“With breast cancer, it’s become a poster child and there’s a lot of funding and it’s easier to get seen,” she says.
In contrast, she remembers seeing an advertising campaign in her work bathroom, highlighting the symptoms to watch out for in relation to bowel cancer.
She had already experienced four out of five symptoms and still it was a struggle.
Unfortunately, this story doesn’t seem to be an isolated case.
The Facebook support group she joined features many similar heart-breaking stories of difficulty in getting seen, and she estimates a good portion of members are under 50.
“All cancers can happen to all people of all ages,” she says. “It really needs to change.
“If you’re bleeding from your bowel, you should be given a colonoscopy, because it could be something simple like haemorrhoids or a cyst, but it could also be something else more sinister.
“There’s a huge demand in Canterbury, so there’s a long waiting list.”
After a year of anxiety, Fiona finally feels she can start looking to the future.
While she was on maternity leave from her council job for the majority of her illness, she says the team has been amazing.
“It’s tricky, but once I’ve finished this and got it kicked, I would love to get back to work.”
When a Givealittle crowdfunding page was set up by friends to support Fiona, her story was soon picked up by both local media, on Stuff.co.nz, and as far afield as the online Australian branch of the UK’s Daily Mail.
She was overwhelmed by the reaction and was soon inundated with offers of photo shoots, glamourous pamper days, and practical support.
At first it was hard to accept help from friends, let alone strangers, but she soon came to see it was a healing process for her own family, as well as a community willing to step up and help.
“You don’t do it alone,” she says. “Some people like to shut down and deal with it alone, you don’t want other people to think you’re weak.

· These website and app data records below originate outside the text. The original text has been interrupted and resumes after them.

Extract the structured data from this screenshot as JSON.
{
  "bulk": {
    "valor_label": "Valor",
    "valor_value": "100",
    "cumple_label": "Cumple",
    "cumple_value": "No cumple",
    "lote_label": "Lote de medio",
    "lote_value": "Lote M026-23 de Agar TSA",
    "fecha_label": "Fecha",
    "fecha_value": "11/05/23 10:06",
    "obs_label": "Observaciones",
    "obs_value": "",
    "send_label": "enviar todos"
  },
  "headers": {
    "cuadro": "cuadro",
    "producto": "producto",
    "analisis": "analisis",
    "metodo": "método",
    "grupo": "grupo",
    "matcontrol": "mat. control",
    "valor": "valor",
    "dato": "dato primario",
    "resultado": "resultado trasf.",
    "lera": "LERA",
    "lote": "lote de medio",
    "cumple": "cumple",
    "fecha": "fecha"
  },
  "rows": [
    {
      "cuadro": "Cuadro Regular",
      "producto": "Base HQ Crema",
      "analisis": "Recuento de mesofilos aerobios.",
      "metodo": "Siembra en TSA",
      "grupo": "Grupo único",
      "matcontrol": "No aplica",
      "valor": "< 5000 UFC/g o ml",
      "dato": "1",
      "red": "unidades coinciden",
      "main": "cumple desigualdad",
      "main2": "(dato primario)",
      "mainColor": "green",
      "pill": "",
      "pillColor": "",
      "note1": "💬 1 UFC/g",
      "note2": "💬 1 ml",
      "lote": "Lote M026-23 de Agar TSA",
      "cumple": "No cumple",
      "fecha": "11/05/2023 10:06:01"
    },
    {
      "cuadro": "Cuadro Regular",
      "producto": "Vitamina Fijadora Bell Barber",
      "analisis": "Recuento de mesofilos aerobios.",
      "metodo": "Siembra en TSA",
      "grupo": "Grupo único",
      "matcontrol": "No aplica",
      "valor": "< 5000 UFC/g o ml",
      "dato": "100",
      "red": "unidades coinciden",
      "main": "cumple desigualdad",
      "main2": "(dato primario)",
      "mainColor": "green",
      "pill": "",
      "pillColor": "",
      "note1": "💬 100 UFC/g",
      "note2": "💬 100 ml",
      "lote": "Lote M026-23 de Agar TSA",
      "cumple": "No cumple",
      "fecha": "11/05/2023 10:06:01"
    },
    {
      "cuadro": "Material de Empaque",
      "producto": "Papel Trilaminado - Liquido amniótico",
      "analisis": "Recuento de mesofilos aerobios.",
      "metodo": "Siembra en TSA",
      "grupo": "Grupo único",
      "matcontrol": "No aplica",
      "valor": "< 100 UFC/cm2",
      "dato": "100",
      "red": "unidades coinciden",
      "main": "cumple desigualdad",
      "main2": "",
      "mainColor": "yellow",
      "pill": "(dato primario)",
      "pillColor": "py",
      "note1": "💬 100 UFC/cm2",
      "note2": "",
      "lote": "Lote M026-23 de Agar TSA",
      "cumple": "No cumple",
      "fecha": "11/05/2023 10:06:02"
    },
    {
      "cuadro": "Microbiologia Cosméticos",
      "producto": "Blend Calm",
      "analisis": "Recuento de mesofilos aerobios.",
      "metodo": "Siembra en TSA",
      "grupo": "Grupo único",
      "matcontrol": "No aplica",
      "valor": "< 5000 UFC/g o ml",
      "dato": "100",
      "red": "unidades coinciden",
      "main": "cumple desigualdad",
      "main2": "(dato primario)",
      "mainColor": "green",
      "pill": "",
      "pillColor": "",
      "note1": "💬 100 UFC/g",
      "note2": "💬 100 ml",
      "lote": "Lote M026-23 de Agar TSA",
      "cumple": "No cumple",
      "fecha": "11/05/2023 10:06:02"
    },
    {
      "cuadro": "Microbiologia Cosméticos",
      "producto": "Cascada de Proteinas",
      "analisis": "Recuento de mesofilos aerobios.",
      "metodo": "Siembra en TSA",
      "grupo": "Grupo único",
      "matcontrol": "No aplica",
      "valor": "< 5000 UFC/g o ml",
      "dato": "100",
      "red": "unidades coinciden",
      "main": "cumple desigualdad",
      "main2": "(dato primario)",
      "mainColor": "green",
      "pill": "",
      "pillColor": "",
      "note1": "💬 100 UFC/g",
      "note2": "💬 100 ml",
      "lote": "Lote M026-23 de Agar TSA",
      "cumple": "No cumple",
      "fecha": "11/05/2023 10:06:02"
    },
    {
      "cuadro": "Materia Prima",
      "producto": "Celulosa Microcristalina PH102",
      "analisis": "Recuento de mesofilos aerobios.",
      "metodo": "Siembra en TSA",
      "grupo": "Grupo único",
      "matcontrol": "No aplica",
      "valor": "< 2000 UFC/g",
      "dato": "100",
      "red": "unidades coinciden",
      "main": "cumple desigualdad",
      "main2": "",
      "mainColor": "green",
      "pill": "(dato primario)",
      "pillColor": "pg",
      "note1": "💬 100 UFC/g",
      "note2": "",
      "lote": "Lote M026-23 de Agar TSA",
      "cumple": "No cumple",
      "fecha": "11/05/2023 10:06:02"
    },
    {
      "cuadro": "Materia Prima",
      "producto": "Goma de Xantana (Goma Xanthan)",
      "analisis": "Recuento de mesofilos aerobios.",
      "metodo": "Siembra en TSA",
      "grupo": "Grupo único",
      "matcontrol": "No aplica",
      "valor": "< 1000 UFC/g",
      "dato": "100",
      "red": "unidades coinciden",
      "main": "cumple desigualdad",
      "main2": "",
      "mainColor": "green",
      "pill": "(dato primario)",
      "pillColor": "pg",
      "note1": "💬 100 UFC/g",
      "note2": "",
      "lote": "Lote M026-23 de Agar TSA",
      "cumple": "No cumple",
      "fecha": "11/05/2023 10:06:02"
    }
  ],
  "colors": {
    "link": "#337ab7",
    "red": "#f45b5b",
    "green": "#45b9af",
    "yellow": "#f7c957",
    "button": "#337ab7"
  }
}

Accepting help is not a sign of weakness, it’s beneficial to both those that offer as well as, more importantly, to you.”
She has now been in Ashburton for three-and-a-half years and has recently bought a home in Tinwald with her mum.
A fantastic support network, life-long friendships and community spirit, have made it clear that Mid Canterbury is home for the trio.
Her message to anyone with concerns about their health is simple. If you have changes, get them checked out.
“If you are worried about something, don’t stop and sit back and think, it’s nothing. It’s better to be checked properly. If you need to, change doctors in order to find someone who will help you fight for specialist care.
“And having now done chemo, always do everything you can, even if they say to you it’s game over, don’t give up.”
Sure, she says it would be easy to dwell on what might have been if her cancer had been picked up sooner, but she also knows that may have resulted in her not being blessed with gorgeous Morgan.
He is her world. The reason she puts on a brave face each and every day to battle whatever life might throw at her.
“Initially, I was looking far ahead, then I got the bad news and thought I might not see him do this or that, but I didn’t want to dwell on that and be sad. I’m living in the moment,” she says.
“I would think, I don’t care what they say, I’m going to see him graduate and see his 21st and stay as positive as I can.
“And the more you talk about it, the less of a demon cancer becomes, because you’re neutralising it. It’s a bump in the road and we are just going to get over it.”